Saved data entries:
####################
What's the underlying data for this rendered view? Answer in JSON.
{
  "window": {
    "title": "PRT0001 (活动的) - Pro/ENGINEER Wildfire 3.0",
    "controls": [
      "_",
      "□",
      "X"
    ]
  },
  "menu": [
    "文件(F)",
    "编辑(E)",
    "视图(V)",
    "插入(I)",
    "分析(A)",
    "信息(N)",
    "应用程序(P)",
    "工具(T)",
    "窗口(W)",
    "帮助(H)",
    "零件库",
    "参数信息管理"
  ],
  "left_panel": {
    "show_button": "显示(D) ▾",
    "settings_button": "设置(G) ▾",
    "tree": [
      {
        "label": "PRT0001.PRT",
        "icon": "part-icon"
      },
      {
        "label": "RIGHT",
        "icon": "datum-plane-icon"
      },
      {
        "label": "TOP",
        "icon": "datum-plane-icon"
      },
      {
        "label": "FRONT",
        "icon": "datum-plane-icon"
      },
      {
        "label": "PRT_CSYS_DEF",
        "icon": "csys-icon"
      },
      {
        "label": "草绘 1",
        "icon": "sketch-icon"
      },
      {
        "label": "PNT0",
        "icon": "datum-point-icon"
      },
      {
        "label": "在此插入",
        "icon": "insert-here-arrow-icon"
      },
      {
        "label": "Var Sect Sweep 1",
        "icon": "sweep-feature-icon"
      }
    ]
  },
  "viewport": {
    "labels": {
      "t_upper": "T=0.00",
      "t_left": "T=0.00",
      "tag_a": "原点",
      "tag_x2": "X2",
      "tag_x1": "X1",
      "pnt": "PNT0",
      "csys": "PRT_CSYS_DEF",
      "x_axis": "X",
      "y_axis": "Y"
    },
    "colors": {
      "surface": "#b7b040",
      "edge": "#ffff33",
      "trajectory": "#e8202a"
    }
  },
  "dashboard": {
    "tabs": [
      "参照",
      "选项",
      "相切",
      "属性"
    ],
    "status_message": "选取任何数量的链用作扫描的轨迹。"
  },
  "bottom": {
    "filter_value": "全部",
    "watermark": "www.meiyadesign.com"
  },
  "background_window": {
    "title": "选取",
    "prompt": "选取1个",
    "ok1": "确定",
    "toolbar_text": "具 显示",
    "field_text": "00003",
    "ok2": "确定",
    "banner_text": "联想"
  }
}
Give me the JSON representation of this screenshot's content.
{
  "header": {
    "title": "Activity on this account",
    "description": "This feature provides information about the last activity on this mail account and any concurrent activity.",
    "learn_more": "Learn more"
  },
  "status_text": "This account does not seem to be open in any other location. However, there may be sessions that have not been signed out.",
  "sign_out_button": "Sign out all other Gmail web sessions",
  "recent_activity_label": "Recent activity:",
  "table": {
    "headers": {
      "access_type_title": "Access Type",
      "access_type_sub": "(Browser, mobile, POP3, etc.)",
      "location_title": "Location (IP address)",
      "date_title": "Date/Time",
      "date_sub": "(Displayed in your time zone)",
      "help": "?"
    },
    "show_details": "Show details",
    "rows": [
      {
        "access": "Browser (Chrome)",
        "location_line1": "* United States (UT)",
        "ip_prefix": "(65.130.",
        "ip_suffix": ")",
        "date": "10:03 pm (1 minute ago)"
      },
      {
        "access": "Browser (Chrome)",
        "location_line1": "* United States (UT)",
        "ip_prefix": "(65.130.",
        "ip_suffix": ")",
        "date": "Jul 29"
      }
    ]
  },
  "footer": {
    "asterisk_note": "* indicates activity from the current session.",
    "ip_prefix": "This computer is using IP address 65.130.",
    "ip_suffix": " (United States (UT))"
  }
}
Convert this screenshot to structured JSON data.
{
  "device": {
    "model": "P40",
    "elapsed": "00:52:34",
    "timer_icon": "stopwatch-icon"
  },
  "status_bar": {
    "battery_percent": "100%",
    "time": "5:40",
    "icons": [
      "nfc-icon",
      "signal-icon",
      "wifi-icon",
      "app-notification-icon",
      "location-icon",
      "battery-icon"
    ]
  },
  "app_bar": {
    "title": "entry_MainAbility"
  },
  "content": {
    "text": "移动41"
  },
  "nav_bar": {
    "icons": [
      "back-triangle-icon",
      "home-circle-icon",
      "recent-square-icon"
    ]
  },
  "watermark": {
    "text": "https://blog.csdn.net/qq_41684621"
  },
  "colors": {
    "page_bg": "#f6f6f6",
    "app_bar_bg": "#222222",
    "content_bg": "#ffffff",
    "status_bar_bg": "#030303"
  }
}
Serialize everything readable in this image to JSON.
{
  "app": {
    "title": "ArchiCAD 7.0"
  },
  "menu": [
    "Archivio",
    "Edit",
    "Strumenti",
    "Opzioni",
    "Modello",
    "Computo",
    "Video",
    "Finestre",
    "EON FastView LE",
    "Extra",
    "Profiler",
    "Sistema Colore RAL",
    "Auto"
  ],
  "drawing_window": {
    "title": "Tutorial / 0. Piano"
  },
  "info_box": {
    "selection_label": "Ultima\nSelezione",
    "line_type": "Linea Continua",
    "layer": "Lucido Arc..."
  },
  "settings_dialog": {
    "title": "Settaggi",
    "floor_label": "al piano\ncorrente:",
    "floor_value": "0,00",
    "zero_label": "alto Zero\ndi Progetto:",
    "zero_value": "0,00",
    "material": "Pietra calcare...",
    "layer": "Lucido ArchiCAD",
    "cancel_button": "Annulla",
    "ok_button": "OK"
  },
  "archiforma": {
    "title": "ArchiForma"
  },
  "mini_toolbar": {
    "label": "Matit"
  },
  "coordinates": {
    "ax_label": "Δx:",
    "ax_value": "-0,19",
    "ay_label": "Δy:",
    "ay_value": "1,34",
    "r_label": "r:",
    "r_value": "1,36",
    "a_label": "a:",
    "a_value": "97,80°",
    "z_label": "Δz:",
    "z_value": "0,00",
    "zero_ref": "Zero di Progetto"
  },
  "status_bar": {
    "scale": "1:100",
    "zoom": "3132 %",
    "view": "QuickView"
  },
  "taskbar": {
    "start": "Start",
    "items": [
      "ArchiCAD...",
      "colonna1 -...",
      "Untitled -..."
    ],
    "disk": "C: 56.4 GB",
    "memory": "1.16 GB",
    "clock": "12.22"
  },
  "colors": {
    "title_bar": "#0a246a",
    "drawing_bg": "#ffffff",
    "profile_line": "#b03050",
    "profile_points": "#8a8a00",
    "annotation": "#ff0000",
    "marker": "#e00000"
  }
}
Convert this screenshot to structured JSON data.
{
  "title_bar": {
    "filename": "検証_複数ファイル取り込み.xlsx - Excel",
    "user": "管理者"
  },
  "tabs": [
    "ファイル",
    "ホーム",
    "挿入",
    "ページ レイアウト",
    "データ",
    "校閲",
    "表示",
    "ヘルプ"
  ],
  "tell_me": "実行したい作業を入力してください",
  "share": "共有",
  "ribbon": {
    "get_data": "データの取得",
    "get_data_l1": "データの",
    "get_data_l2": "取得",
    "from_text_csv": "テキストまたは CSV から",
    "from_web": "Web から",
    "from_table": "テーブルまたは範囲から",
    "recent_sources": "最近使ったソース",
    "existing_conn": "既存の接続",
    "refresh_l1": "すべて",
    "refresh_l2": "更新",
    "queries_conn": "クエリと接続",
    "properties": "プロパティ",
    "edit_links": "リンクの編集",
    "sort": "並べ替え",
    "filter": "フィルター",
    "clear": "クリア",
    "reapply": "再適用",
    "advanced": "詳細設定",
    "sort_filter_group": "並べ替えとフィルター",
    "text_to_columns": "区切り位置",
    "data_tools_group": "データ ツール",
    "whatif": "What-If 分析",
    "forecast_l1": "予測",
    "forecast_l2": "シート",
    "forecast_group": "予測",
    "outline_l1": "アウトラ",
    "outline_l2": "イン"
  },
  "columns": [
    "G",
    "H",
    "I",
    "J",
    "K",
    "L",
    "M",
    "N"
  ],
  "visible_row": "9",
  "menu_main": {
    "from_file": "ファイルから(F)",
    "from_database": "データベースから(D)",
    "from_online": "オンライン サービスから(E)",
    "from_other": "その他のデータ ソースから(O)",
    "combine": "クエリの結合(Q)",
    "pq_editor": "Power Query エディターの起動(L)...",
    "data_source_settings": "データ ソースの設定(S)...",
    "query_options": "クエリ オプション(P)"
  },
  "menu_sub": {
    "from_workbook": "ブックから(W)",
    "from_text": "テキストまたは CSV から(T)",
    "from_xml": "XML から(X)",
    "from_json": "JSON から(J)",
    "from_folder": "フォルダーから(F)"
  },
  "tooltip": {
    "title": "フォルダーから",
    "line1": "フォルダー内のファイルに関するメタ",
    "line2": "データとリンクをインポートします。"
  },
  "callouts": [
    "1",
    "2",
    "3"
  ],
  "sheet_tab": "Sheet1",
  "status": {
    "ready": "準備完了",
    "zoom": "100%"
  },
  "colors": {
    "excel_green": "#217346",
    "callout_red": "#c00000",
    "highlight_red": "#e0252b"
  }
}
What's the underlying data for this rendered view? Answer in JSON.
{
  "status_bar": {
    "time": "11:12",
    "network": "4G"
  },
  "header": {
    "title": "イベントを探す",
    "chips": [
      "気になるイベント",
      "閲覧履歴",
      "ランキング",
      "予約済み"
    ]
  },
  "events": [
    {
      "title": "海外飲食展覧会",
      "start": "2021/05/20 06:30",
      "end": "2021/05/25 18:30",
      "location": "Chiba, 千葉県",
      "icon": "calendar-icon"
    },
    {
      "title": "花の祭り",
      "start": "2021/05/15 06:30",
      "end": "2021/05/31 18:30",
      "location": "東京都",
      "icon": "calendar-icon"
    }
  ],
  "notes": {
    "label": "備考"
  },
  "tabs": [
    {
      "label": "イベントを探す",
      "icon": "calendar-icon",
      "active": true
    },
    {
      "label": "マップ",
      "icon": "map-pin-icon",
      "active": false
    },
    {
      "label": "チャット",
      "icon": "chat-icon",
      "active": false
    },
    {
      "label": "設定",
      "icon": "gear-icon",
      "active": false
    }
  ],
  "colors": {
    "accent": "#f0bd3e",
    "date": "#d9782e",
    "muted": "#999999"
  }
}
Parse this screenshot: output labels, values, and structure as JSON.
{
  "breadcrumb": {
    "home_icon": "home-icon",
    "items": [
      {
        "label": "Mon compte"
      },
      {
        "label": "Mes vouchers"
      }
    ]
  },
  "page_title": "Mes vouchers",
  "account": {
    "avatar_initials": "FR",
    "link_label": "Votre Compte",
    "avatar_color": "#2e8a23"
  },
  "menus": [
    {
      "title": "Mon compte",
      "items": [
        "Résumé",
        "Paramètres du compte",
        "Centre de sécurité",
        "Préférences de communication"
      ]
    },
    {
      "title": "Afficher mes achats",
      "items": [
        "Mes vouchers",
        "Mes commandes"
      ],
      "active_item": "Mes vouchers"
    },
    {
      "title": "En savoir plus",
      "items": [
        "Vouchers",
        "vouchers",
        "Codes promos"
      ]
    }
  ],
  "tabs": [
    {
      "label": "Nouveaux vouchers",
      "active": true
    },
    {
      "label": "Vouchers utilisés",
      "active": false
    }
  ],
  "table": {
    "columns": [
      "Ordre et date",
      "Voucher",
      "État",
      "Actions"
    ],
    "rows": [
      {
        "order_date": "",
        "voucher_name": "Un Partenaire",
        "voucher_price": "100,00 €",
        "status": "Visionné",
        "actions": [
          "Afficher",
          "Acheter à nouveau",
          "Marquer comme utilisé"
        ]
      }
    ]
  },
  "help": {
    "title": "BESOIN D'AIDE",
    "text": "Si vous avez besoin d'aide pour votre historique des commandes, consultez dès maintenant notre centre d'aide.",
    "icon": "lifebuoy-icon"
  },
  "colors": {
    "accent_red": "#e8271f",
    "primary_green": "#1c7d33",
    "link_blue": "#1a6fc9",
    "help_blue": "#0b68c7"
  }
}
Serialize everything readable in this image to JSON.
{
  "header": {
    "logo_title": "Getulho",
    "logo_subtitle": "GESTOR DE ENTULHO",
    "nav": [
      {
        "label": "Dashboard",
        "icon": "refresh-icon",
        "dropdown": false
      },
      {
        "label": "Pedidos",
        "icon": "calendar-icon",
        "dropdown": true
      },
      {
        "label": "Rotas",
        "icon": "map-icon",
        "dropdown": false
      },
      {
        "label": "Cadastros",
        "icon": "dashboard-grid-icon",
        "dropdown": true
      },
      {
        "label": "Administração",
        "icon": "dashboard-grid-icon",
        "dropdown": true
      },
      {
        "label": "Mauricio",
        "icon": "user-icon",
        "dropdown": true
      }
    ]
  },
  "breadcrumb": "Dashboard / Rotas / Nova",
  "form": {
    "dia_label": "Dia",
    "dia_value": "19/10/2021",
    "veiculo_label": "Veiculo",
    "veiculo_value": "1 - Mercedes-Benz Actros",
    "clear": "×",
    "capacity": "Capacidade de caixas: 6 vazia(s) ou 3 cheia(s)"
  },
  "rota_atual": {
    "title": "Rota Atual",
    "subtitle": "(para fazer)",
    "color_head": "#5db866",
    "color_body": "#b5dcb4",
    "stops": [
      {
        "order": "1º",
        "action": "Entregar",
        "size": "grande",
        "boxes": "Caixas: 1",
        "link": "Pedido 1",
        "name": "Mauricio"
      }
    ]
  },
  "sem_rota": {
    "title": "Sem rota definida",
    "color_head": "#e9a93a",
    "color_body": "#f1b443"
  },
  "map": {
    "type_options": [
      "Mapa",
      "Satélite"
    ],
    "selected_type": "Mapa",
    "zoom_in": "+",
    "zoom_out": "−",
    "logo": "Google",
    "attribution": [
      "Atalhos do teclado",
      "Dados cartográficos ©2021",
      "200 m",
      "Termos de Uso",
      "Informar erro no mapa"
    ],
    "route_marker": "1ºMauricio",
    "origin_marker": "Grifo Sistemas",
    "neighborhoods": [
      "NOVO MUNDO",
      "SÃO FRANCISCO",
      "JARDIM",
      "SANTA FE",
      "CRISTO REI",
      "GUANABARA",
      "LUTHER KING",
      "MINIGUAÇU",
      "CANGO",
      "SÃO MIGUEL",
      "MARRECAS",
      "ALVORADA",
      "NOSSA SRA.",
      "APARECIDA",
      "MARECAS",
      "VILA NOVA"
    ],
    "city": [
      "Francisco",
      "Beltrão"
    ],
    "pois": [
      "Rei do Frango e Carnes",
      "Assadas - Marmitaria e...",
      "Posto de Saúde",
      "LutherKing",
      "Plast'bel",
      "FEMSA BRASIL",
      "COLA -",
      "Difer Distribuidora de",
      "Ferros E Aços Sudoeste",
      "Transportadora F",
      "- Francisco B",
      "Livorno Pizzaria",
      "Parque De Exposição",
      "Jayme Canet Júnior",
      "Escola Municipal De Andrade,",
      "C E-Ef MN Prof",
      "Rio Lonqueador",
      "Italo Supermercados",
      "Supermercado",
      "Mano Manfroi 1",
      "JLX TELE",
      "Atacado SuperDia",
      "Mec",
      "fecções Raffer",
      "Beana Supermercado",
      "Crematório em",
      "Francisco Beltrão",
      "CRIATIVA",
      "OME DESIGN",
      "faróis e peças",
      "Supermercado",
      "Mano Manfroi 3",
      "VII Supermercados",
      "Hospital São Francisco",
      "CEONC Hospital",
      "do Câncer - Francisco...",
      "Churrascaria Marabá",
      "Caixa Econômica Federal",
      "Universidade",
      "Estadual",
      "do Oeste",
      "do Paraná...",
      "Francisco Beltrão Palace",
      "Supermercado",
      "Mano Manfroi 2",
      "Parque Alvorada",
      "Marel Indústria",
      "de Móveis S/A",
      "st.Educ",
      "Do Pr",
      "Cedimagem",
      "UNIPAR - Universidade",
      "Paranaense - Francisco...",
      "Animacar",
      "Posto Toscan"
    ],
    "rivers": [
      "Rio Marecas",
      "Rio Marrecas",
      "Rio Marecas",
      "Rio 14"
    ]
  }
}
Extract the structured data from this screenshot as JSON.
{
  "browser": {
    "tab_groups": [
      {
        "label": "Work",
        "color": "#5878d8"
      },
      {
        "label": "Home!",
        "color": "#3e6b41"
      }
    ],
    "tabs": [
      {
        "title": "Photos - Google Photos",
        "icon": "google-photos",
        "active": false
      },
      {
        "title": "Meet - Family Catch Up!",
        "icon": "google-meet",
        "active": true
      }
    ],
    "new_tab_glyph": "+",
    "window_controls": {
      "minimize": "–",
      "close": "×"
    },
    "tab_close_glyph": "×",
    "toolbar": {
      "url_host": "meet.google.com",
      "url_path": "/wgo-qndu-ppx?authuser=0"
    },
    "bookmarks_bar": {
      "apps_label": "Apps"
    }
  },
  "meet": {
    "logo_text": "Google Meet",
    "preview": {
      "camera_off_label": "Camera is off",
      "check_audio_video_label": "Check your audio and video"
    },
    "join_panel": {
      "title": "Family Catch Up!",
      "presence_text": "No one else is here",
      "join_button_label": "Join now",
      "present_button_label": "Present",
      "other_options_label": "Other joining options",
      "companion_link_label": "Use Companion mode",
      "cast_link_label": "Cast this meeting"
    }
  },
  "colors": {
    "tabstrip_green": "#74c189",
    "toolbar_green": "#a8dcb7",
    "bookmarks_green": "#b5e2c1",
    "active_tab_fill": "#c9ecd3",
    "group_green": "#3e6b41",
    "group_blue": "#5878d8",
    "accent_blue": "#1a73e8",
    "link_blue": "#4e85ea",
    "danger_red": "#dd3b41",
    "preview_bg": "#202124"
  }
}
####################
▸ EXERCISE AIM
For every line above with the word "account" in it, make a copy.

▸ ANSWER TO THE EXERCISE
    "title": "Activity on this account",
    "description": "This feature provides information about the last activity on this mail account and any concurrent activity.",
  "status_text": "This account does not seem to be open in any other location. However, there may be sessions that have not been signed out.",
  "account": {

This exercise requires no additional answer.